Today, England boast the most dangerous top order in ODI cricket, and much of that stemmed from watching McCullum destroy them in 2015.
Morgan and McCullum go back a long way having played together at the Kolkata Knight Riders in the IPL, and at Lord's on Saturday they were seen having a chat and catching up.
McCullum, who is at the World Cup doing broadcast work, missed New Zealand's semi-final win over India because he had commitments back home.
He was not missing the final, however, and he is in London hoping to watch Kane Williamson's men do what the Black Caps failed to do under McCullum in 2015 when they lost the final to Australia.
When asked about McCullum's role in England's success over the last few years, Morgan said it was significant.
"I think he has had quite a bit to do with it," Morgan said.
"We are close mates and he's taught me a lot about leadership, and I think in 2015 the way that New Zealand played is very similar to the way they are playing at the moment.
"They proved to everybody that you can perform at the highest level and get to the top by being yourselves and not trying to be somebody else, or a different team ... to be somebody that is a bit of a novelty for everybody else."
While New Zealand will be contesting their second successive World Cup final, this will be England's first since 1992.

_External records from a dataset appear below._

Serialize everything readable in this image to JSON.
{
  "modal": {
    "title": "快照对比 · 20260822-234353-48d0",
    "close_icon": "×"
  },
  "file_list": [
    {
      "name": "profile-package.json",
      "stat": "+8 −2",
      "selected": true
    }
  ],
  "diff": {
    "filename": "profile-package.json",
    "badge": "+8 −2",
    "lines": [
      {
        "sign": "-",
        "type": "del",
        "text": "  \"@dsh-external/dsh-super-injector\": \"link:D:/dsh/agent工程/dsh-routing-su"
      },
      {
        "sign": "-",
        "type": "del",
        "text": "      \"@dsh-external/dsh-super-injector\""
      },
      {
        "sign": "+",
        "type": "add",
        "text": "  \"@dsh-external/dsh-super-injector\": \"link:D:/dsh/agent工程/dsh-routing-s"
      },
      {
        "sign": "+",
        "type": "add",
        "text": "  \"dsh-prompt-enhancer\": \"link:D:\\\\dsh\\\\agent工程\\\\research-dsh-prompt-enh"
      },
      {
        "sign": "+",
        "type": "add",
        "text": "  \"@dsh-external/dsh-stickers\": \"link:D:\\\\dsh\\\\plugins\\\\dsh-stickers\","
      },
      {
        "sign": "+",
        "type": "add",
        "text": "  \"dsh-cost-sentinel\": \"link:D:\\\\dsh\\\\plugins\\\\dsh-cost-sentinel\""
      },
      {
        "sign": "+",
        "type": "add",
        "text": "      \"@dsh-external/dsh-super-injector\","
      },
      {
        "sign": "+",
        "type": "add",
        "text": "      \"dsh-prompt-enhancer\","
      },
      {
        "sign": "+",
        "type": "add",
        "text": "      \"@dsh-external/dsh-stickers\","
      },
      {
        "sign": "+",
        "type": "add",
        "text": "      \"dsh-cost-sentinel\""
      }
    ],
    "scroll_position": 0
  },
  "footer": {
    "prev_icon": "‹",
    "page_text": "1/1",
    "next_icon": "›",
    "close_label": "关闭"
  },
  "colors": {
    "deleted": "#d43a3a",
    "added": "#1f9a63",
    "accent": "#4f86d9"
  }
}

Whoever wins on Sunday will be crowned world champions for the first time ever.
Play starts at 11:30 (SA time).